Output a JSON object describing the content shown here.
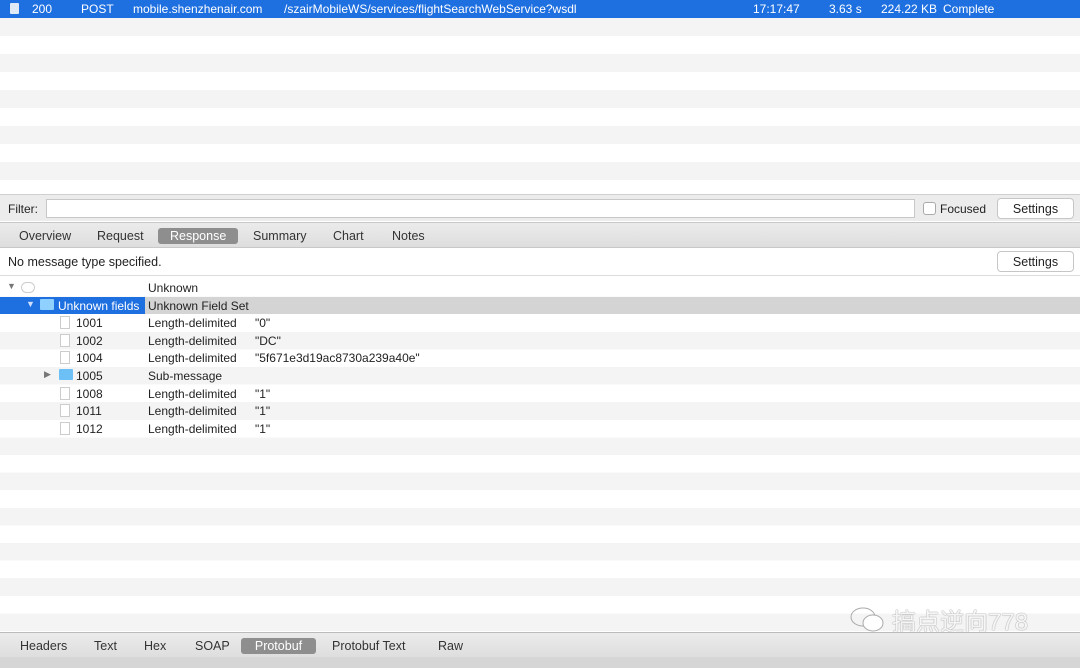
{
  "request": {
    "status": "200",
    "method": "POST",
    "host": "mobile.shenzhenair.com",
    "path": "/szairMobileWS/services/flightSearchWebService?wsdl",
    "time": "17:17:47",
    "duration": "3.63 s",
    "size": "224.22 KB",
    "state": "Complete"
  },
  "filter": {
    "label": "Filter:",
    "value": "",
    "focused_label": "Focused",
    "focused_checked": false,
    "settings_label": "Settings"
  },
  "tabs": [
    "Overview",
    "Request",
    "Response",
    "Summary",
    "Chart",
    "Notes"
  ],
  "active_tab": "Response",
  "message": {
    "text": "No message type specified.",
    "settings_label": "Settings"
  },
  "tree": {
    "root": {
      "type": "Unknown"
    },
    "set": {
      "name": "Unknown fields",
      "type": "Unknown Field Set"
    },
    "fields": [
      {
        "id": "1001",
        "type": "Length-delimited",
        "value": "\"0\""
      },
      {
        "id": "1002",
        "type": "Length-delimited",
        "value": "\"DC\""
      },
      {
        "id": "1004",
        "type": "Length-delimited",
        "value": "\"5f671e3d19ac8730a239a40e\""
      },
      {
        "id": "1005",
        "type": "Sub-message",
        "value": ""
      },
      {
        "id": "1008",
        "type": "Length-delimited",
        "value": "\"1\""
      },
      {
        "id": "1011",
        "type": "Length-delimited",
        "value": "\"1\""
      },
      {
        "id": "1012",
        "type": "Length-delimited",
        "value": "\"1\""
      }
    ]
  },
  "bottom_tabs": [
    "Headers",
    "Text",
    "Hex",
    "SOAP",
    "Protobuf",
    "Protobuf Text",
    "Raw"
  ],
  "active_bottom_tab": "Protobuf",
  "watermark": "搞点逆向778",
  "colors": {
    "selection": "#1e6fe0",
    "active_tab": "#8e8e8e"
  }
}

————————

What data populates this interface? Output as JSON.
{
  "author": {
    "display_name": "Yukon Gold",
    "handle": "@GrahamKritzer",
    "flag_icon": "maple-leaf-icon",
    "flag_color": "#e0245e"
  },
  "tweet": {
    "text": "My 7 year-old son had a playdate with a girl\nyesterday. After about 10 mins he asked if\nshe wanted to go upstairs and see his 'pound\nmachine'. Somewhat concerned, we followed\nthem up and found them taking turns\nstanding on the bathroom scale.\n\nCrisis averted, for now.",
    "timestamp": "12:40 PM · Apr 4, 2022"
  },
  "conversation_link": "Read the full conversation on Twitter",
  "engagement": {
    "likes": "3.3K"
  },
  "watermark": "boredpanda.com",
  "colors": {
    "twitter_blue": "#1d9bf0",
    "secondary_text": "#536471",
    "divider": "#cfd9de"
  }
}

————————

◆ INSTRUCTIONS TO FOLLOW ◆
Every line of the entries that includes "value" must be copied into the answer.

◆ TASK SOLUTION ◆
    "value": "",
        "value": "\"0\""
        "value": "\"DC\""
        "value": "\"5f671e3d19ac8730a239a40e\""
        "value": ""
        "value": "\"1\""
        "value": "\"1\""
        "value": "\"1\""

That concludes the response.